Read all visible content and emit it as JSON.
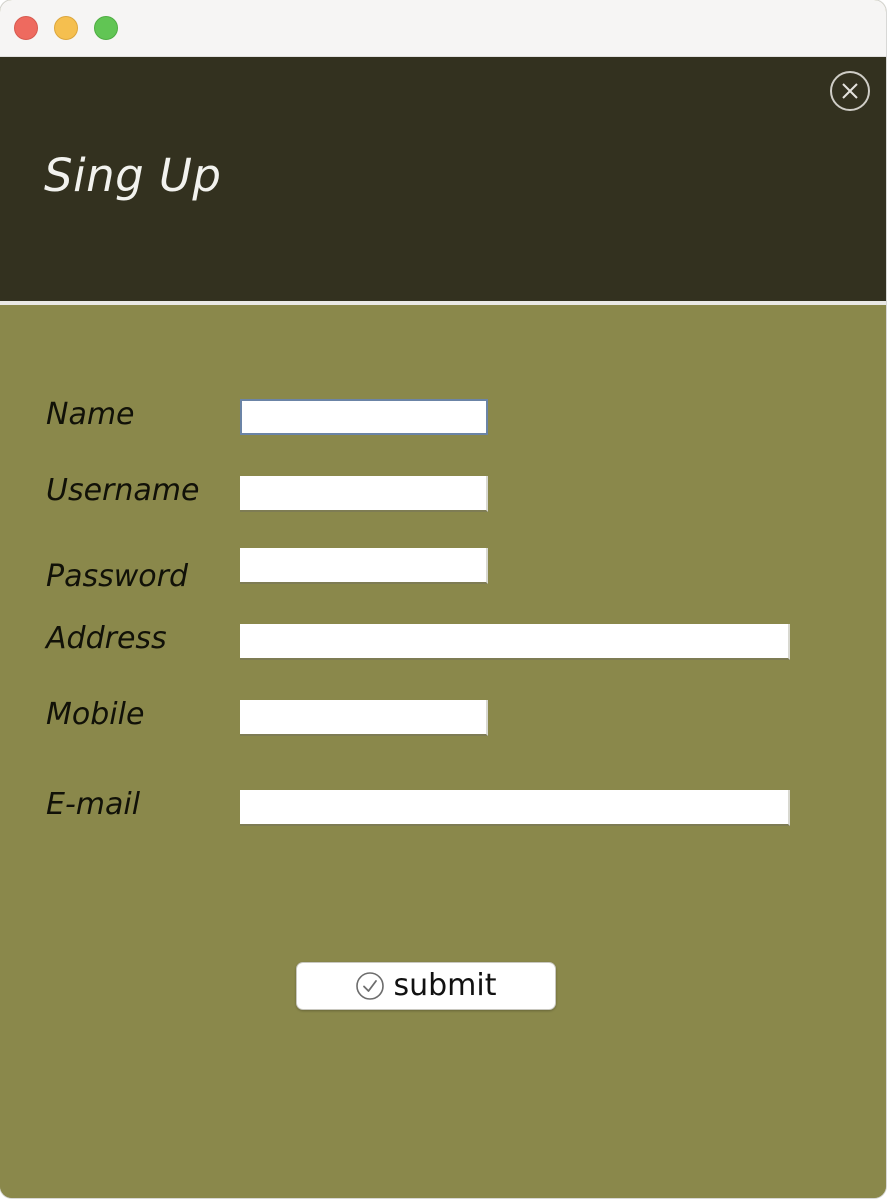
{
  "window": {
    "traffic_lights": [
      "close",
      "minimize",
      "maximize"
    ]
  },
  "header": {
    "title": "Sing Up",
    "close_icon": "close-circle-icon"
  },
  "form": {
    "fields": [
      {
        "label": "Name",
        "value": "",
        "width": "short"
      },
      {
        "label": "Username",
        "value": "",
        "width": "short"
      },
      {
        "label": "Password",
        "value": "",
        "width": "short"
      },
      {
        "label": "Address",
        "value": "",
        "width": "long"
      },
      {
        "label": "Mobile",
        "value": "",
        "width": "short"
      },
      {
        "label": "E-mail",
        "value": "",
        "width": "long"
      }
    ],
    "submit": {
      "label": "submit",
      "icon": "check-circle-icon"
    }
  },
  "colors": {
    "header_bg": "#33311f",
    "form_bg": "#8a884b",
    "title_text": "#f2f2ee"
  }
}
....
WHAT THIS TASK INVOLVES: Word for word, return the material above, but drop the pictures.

ANSWER SECTION:
Read all visible content and emit it as JSON.
{
  "window": {
    "traffic_lights": [
      "close",
      "minimize",
      "maximize"
    ]
  },
  "header": {
    "title": "Sing Up",
    "close_icon": "close-circle-icon"
  },
  "form": {
    "fields": [
      {
        "label": "Name",
        "value": "",
        "width": "short"
      },
      {
        "label": "Username",
        "value": "",
        "width": "short"
      },
      {
        "label": "Password",
        "value": "",
        "width": "short"
      },
      {
        "label": "Address",
        "value": "",
        "width": "long"
      },
      {
        "label": "Mobile",
        "value": "",
        "width": "short"
      },
      {
        "label": "E-mail",
        "value": "",
        "width": "long"
      }
    ],
    "submit": {
      "label": "submit",
      "icon": "check-circle-icon"
    }
  },
  "colors": {
    "header_bg": "#33311f",
    "form_bg": "#8a884b",
    "title_text": "#f2f2ee"
  }
}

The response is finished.